=== ACTIVITY ===
Here are some records; quote them exactly, leaving out the pictures.

[ENTRIES SUPPLIED — start]

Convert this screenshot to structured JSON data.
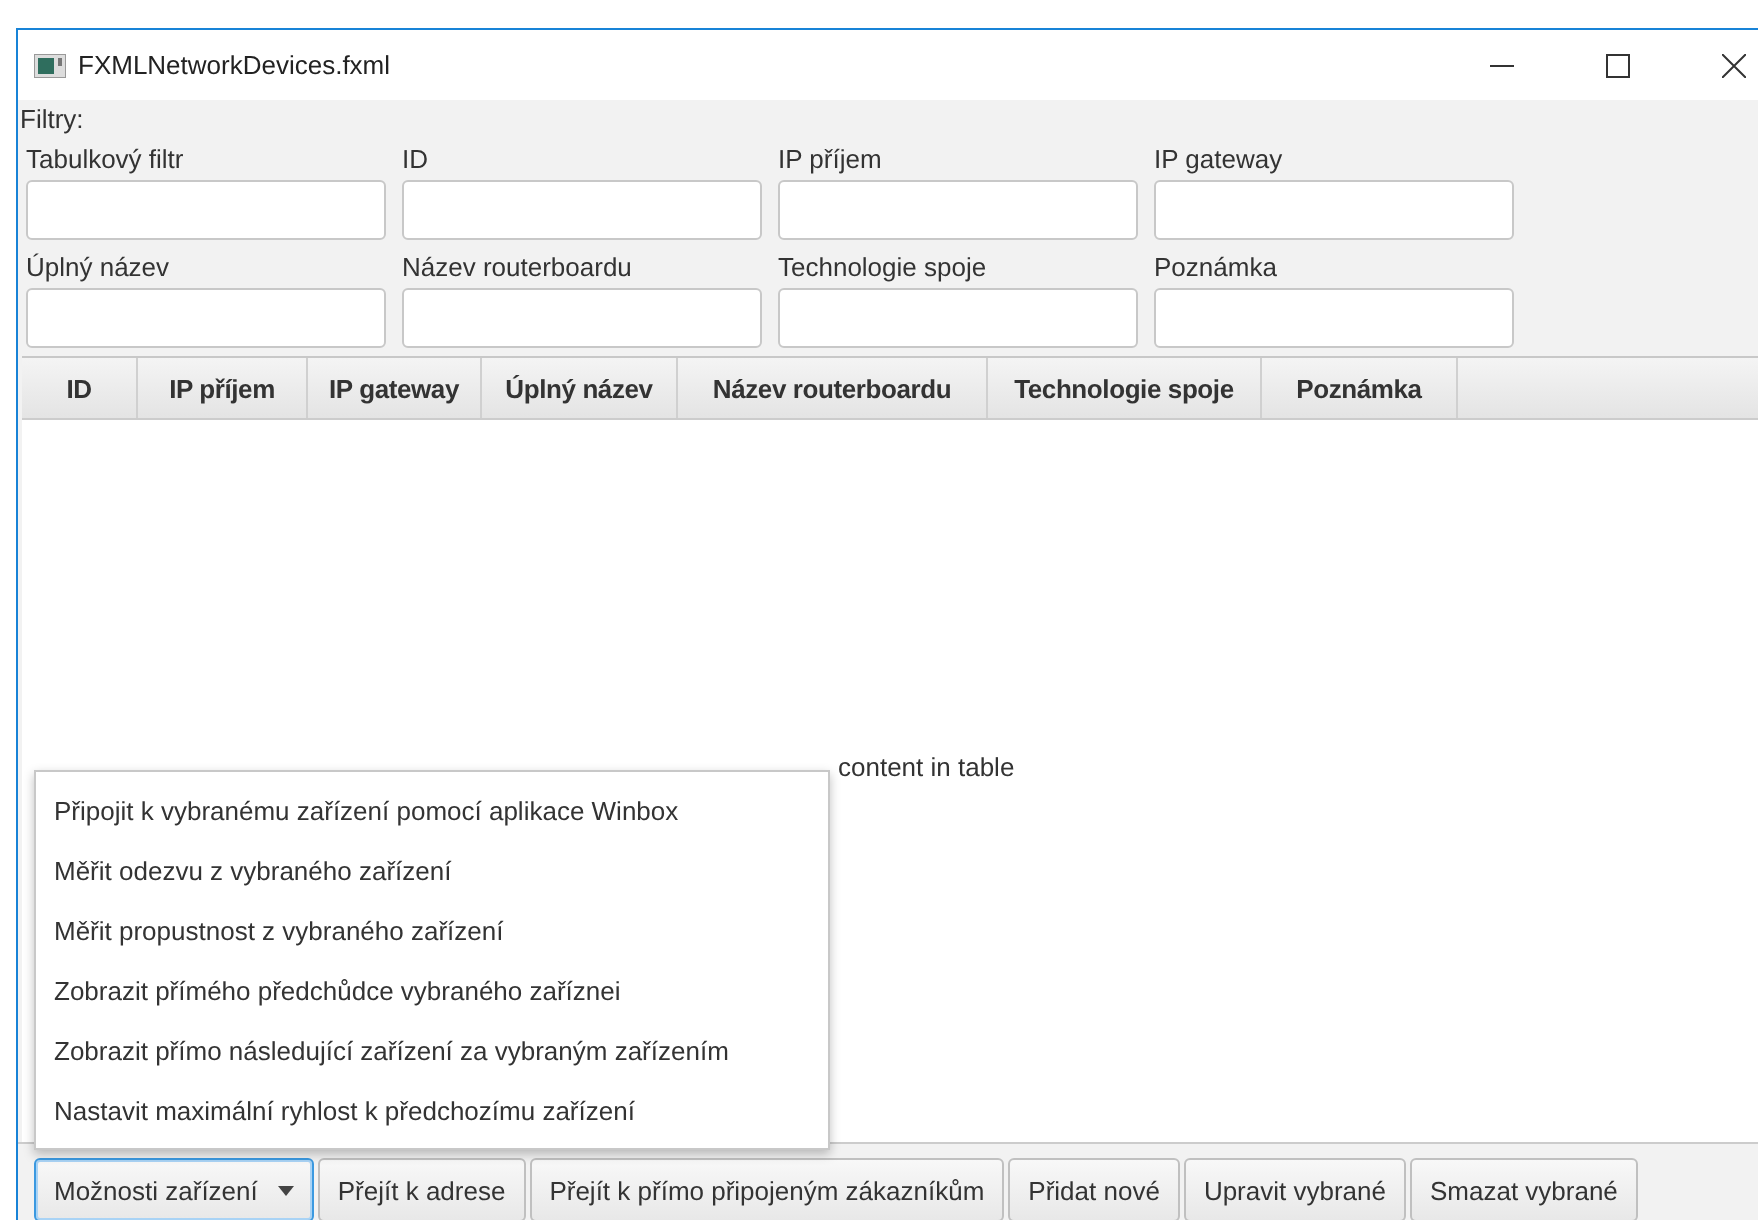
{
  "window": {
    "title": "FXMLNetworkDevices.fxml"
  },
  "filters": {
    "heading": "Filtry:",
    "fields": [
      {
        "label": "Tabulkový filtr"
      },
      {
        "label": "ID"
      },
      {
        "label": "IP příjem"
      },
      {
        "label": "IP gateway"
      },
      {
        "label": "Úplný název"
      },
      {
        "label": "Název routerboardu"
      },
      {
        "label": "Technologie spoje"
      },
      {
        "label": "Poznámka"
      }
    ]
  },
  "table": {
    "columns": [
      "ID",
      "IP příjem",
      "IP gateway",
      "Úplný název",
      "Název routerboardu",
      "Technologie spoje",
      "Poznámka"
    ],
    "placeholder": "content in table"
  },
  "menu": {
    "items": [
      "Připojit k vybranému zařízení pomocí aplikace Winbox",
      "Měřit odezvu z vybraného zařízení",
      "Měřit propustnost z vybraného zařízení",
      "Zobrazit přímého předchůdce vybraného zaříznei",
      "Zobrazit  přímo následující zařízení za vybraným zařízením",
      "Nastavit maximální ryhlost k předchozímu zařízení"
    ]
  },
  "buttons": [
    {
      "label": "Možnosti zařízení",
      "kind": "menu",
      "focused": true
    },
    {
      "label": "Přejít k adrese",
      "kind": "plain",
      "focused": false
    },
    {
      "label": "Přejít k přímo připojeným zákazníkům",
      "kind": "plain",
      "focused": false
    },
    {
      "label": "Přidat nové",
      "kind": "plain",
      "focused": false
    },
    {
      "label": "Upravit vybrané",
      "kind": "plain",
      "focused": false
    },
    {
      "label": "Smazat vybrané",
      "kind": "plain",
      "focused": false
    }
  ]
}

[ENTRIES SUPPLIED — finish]

=== RESULT BELOW ===
Convert this screenshot to structured JSON data.
{
  "window": {
    "title": "FXMLNetworkDevices.fxml"
  },
  "filters": {
    "heading": "Filtry:",
    "fields": [
      {
        "label": "Tabulkový filtr"
      },
      {
        "label": "ID"
      },
      {
        "label": "IP příjem"
      },
      {
        "label": "IP gateway"
      },
      {
        "label": "Úplný název"
      },
      {
        "label": "Název routerboardu"
      },
      {
        "label": "Technologie spoje"
      },
      {
        "label": "Poznámka"
      }
    ]
  },
  "table": {
    "columns": [
      "ID",
      "IP příjem",
      "IP gateway",
      "Úplný název",
      "Název routerboardu",
      "Technologie spoje",
      "Poznámka"
    ],
    "placeholder": "content in table"
  },
  "menu": {
    "items": [
      "Připojit k vybranému zařízení pomocí aplikace Winbox",
      "Měřit odezvu z vybraného zařízení",
      "Měřit propustnost z vybraného zařízení",
      "Zobrazit přímého předchůdce vybraného zaříznei",
      "Zobrazit  přímo následující zařízení za vybraným zařízením",
      "Nastavit maximální ryhlost k předchozímu zařízení"
    ]
  },
  "buttons": [
    {
      "label": "Možnosti zařízení",
      "kind": "menu",
      "focused": true
    },
    {
      "label": "Přejít k adrese",
      "kind": "plain",
      "focused": false
    },
    {
      "label": "Přejít k přímo připojeným zákazníkům",
      "kind": "plain",
      "focused": false
    },
    {
      "label": "Přidat nové",
      "kind": "plain",
      "focused": false
    },
    {
      "label": "Upravit vybrané",
      "kind": "plain",
      "focused": false
    },
    {
      "label": "Smazat vybrané",
      "kind": "plain",
      "focused": false
    }
  ]
}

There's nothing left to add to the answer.